Extracted data:
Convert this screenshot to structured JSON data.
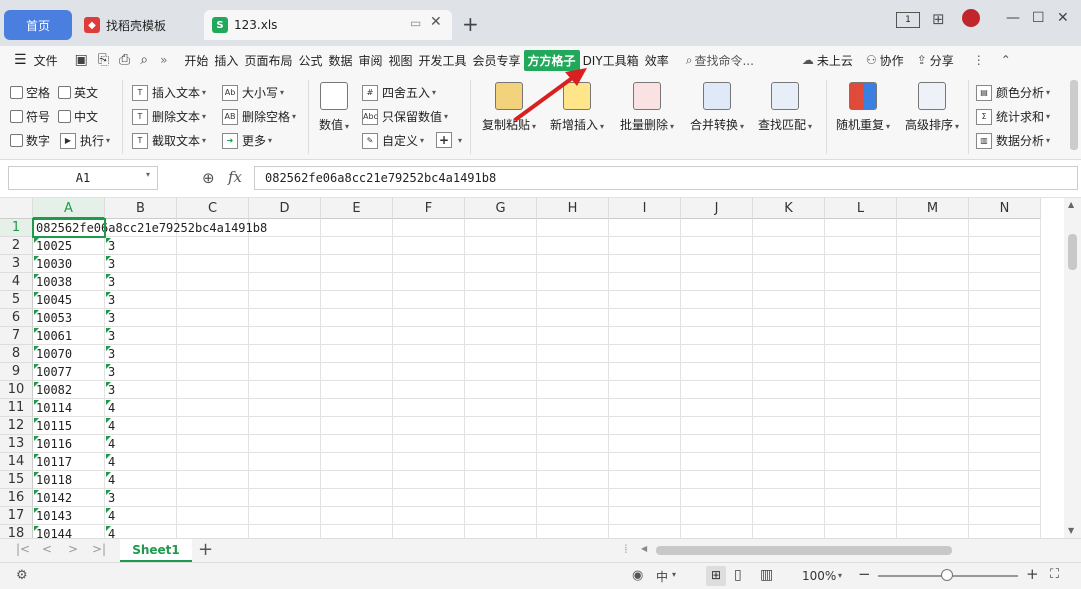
{
  "tabs": {
    "home": "首页",
    "template": "找稻壳模板",
    "file": "123.xls"
  },
  "menu": {
    "file": "文件",
    "items": [
      "开始",
      "插入",
      "页面布局",
      "公式",
      "数据",
      "审阅",
      "视图",
      "开发工具",
      "会员专享",
      "方方格子",
      "DIY工具箱",
      "效率"
    ],
    "active_index": 9,
    "search": "查找命令...",
    "cloud": "未上云",
    "collab": "协作",
    "share": "分享"
  },
  "ribbon": {
    "checks": [
      "空格",
      "英文",
      "符号",
      "中文",
      "数字"
    ],
    "execute": "执行",
    "text_ops": [
      "插入文本",
      "删除文本",
      "截取文本"
    ],
    "case_ops": [
      "大小写",
      "删除空格",
      "更多"
    ],
    "value": "数值",
    "num_ops": [
      "四舍五入",
      "只保留数值",
      "自定义"
    ],
    "big_buttons": [
      "复制粘贴",
      "新增插入",
      "批量删除",
      "合并转换",
      "查找匹配",
      "随机重复",
      "高级排序"
    ],
    "analysis": [
      "颜色分析",
      "统计求和",
      "数据分析"
    ]
  },
  "formula": {
    "cell_ref": "A1",
    "fx": "fx",
    "content": "082562fe06a8cc21e79252bc4a1491b8"
  },
  "columns": [
    "A",
    "B",
    "C",
    "D",
    "E",
    "F",
    "G",
    "H",
    "I",
    "J",
    "K",
    "L",
    "M",
    "N"
  ],
  "rows": [
    {
      "n": "1",
      "a": "082562fe06a8cc21e79252bc4a1491b8",
      "b": ""
    },
    {
      "n": "2",
      "a": "10025",
      "b": "3"
    },
    {
      "n": "3",
      "a": "10030",
      "b": "3"
    },
    {
      "n": "4",
      "a": "10038",
      "b": "3"
    },
    {
      "n": "5",
      "a": "10045",
      "b": "3"
    },
    {
      "n": "6",
      "a": "10053",
      "b": "3"
    },
    {
      "n": "7",
      "a": "10061",
      "b": "3"
    },
    {
      "n": "8",
      "a": "10070",
      "b": "3"
    },
    {
      "n": "9",
      "a": "10077",
      "b": "3"
    },
    {
      "n": "10",
      "a": "10082",
      "b": "3"
    },
    {
      "n": "11",
      "a": "10114",
      "b": "4"
    },
    {
      "n": "12",
      "a": "10115",
      "b": "4"
    },
    {
      "n": "13",
      "a": "10116",
      "b": "4"
    },
    {
      "n": "14",
      "a": "10117",
      "b": "4"
    },
    {
      "n": "15",
      "a": "10118",
      "b": "4"
    },
    {
      "n": "16",
      "a": "10142",
      "b": "3"
    },
    {
      "n": "17",
      "a": "10143",
      "b": "4"
    },
    {
      "n": "18",
      "a": "10144",
      "b": "4"
    }
  ],
  "sheet": {
    "name": "Sheet1"
  },
  "status": {
    "zoom": "100%",
    "input_mode": "中"
  },
  "colors": {
    "accent": "#1e9a4a",
    "home_tab": "#4a7fe0",
    "active_menu": "#21a85a"
  }
}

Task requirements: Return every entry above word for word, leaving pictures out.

Expected answer:
Convert this screenshot to structured JSON data.
{
  "tabs": {
    "home": "首页",
    "template": "找稻壳模板",
    "file": "123.xls"
  },
  "menu": {
    "file": "文件",
    "items": [
      "开始",
      "插入",
      "页面布局",
      "公式",
      "数据",
      "审阅",
      "视图",
      "开发工具",
      "会员专享",
      "方方格子",
      "DIY工具箱",
      "效率"
    ],
    "active_index": 9,
    "search": "查找命令...",
    "cloud": "未上云",
    "collab": "协作",
    "share": "分享"
  },
  "ribbon": {
    "checks": [
      "空格",
      "英文",
      "符号",
      "中文",
      "数字"
    ],
    "execute": "执行",
    "text_ops": [
      "插入文本",
      "删除文本",
      "截取文本"
    ],
    "case_ops": [
      "大小写",
      "删除空格",
      "更多"
    ],
    "value": "数值",
    "num_ops": [
      "四舍五入",
      "只保留数值",
      "自定义"
    ],
    "big_buttons": [
      "复制粘贴",
      "新增插入",
      "批量删除",
      "合并转换",
      "查找匹配",
      "随机重复",
      "高级排序"
    ],
    "analysis": [
      "颜色分析",
      "统计求和",
      "数据分析"
    ]
  },
  "formula": {
    "cell_ref": "A1",
    "fx": "fx",
    "content": "082562fe06a8cc21e79252bc4a1491b8"
  },
  "columns": [
    "A",
    "B",
    "C",
    "D",
    "E",
    "F",
    "G",
    "H",
    "I",
    "J",
    "K",
    "L",
    "M",
    "N"
  ],
  "rows": [
    {
      "n": "1",
      "a": "082562fe06a8cc21e79252bc4a1491b8",
      "b": ""
    },
    {
      "n": "2",
      "a": "10025",
      "b": "3"
    },
    {
      "n": "3",
      "a": "10030",
      "b": "3"
    },
    {
      "n": "4",
      "a": "10038",
      "b": "3"
    },
    {
      "n": "5",
      "a": "10045",
      "b": "3"
    },
    {
      "n": "6",
      "a": "10053",
      "b": "3"
    },
    {
      "n": "7",
      "a": "10061",
      "b": "3"
    },
    {
      "n": "8",
      "a": "10070",
      "b": "3"
    },
    {
      "n": "9",
      "a": "10077",
      "b": "3"
    },
    {
      "n": "10",
      "a": "10082",
      "b": "3"
    },
    {
      "n": "11",
      "a": "10114",
      "b": "4"
    },
    {
      "n": "12",
      "a": "10115",
      "b": "4"
    },
    {
      "n": "13",
      "a": "10116",
      "b": "4"
    },
    {
      "n": "14",
      "a": "10117",
      "b": "4"
    },
    {
      "n": "15",
      "a": "10118",
      "b": "4"
    },
    {
      "n": "16",
      "a": "10142",
      "b": "3"
    },
    {
      "n": "17",
      "a": "10143",
      "b": "4"
    },
    {
      "n": "18",
      "a": "10144",
      "b": "4"
    }
  ],
  "sheet": {
    "name": "Sheet1"
  },
  "status": {
    "zoom": "100%",
    "input_mode": "中"
  },
  "colors": {
    "accent": "#1e9a4a",
    "home_tab": "#4a7fe0",
    "active_menu": "#21a85a"
  }
}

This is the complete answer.